If you remember rise with sun, it will be easier for you to distinguish rise from the other two verbs that are going to show up here.
For example, keeping with the sun topic, in the sentence:
- The sun rises in the east.
Rise can also be used to indicate that something abstract is going up, as for example in
- Gas prices are rising again!
This sense can convey a positive meaning when we are speaking, for instance, of moods or expectations.
- My expectations rose when the pretty blonde girl at the bar looked at me.
Raise / Raised 舉起；提起 ; 增加；提高
You should be able to easily distinguish raise from rise if you just remember raise is transitive, which means it will be followed by a direct object (a WHAT).
- The student raised his hand to answer the question.
Raise can be a noun, too, especially talking about salaries, as in the following example:
- I hate Pete. He's been given yet another (pay) raise.
Arise / Arose 發生；出現 ; 起身
Last but not least, we have a third verb: arise. And its meaning? While it's true that it can replace rise, meaning "to get up from sitting, lying, or kneeling", this usage is fairly outdated and only used in very formal contexts.
- "Arise, Lord Snow!" - Said Queen Daenerys after Jon Snow had bent his knee.
When do we use arise, then? Mainly when we want to convey the meaning of something coming into being, originating or occurring.
- The opportunity arose for Rick to purchase a 1554 Spanish shipwreck gold bar.

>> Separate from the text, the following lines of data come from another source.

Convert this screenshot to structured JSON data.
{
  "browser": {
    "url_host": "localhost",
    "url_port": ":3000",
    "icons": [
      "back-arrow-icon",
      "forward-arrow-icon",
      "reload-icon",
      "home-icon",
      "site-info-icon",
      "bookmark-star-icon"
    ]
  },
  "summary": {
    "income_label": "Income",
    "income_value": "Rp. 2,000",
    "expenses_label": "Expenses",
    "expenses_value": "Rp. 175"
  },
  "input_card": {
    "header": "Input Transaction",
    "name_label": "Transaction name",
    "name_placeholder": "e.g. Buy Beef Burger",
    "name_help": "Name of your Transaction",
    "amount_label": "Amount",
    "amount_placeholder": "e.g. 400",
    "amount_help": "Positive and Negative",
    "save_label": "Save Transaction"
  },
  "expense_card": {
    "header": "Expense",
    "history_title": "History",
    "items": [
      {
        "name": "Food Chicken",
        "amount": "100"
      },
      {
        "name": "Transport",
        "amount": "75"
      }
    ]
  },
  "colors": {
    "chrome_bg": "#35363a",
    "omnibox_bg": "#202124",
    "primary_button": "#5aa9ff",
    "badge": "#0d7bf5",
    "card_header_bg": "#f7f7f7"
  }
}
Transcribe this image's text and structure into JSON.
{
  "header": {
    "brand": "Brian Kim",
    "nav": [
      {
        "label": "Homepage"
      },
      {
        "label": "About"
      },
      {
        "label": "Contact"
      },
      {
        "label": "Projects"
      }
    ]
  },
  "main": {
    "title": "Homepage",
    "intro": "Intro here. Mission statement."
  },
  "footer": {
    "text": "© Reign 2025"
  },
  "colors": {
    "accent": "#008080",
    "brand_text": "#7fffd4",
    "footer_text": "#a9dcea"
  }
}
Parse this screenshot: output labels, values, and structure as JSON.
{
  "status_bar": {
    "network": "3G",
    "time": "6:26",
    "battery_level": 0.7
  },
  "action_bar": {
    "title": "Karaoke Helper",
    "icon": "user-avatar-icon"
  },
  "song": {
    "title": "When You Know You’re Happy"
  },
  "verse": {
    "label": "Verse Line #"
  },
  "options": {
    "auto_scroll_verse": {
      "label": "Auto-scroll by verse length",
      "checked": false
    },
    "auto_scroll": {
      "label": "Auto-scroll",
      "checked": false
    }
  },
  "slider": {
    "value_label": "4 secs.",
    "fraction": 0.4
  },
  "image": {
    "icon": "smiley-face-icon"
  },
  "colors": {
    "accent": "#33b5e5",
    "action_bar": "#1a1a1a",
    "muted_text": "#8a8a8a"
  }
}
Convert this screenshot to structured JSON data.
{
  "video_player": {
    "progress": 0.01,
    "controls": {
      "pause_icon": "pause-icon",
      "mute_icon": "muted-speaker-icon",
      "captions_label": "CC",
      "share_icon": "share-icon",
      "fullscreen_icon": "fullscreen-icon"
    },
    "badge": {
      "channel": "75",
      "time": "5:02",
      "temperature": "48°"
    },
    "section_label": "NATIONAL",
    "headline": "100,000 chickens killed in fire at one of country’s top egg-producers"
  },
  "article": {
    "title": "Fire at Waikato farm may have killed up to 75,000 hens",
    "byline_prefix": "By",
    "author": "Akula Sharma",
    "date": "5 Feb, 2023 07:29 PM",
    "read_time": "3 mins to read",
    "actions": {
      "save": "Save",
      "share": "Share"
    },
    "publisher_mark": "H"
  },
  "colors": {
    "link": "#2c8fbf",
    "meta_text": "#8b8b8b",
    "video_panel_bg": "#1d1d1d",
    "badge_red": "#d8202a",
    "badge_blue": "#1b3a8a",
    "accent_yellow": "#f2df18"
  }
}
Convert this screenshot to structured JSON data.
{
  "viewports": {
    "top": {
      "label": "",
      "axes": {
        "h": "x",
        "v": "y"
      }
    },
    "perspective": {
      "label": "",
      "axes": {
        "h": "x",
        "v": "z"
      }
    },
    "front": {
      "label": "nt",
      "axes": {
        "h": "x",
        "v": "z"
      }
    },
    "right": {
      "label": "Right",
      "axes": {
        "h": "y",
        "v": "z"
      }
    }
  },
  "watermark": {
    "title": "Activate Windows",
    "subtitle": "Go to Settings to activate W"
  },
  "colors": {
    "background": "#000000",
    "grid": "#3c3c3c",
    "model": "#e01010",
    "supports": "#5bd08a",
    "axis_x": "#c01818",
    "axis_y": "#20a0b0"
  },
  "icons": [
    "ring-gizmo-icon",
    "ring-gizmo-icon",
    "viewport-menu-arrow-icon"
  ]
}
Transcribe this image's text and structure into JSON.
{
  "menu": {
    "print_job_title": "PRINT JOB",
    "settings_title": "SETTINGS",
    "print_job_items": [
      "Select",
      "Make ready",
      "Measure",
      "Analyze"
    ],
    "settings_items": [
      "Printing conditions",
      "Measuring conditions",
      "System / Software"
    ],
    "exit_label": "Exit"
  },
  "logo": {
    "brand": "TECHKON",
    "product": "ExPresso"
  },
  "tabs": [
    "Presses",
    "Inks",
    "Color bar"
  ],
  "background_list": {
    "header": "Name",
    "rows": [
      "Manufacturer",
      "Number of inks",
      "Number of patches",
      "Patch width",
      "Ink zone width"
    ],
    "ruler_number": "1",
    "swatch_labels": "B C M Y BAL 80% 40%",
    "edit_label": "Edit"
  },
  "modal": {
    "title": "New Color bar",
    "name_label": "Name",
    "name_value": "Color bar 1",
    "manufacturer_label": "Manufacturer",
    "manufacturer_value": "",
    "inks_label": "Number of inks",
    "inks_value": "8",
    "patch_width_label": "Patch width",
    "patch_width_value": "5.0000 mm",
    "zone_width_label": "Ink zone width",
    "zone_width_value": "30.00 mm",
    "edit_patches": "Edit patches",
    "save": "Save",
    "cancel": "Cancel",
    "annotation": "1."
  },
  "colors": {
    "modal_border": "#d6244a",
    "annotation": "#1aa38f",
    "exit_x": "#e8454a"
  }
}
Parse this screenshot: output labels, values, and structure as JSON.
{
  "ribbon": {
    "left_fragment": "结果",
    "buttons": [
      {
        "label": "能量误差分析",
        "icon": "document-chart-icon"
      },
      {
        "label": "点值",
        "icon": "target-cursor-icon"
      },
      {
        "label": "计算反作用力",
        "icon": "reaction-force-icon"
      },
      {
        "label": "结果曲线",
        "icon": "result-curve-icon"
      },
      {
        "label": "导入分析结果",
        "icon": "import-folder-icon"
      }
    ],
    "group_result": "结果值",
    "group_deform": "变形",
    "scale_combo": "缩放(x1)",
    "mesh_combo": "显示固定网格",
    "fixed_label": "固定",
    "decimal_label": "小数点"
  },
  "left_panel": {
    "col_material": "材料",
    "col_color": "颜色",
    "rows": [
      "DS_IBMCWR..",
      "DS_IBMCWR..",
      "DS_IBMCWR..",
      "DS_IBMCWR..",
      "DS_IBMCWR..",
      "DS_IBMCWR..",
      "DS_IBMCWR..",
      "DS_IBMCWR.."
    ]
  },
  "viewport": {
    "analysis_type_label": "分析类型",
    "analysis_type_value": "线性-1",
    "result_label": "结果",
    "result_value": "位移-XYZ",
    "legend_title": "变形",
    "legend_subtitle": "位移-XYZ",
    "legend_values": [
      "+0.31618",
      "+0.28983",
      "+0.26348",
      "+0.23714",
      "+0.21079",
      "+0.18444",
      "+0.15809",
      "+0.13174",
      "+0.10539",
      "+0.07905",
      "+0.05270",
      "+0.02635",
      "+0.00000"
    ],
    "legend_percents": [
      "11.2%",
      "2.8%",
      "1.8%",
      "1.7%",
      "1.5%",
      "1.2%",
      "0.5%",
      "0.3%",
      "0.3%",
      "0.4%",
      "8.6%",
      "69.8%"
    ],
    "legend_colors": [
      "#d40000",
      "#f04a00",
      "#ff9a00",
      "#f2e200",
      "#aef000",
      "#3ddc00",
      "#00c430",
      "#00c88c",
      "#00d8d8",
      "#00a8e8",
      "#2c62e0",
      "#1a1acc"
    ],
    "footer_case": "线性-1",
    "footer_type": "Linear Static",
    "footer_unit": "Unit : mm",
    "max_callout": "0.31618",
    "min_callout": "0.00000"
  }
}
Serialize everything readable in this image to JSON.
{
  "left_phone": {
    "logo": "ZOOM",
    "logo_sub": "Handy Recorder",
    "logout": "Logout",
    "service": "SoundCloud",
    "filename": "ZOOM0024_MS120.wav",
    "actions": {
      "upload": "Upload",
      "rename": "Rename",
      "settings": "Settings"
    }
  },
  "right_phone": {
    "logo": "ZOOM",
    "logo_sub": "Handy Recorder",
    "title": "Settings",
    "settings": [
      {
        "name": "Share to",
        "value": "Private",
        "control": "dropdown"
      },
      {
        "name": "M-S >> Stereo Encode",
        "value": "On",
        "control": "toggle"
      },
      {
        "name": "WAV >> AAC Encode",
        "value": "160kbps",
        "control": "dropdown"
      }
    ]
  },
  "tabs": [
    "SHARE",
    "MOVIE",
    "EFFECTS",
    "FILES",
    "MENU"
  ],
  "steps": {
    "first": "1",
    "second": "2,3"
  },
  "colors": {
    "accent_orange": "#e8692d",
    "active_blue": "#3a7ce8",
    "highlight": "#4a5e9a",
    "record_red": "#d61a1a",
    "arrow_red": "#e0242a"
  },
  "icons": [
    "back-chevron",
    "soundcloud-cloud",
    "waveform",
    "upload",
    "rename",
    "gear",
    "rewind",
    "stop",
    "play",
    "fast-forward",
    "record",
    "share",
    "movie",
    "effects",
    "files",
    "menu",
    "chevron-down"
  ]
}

- Tell a personal experience related to rise / raise / arise
- Make sentences from the words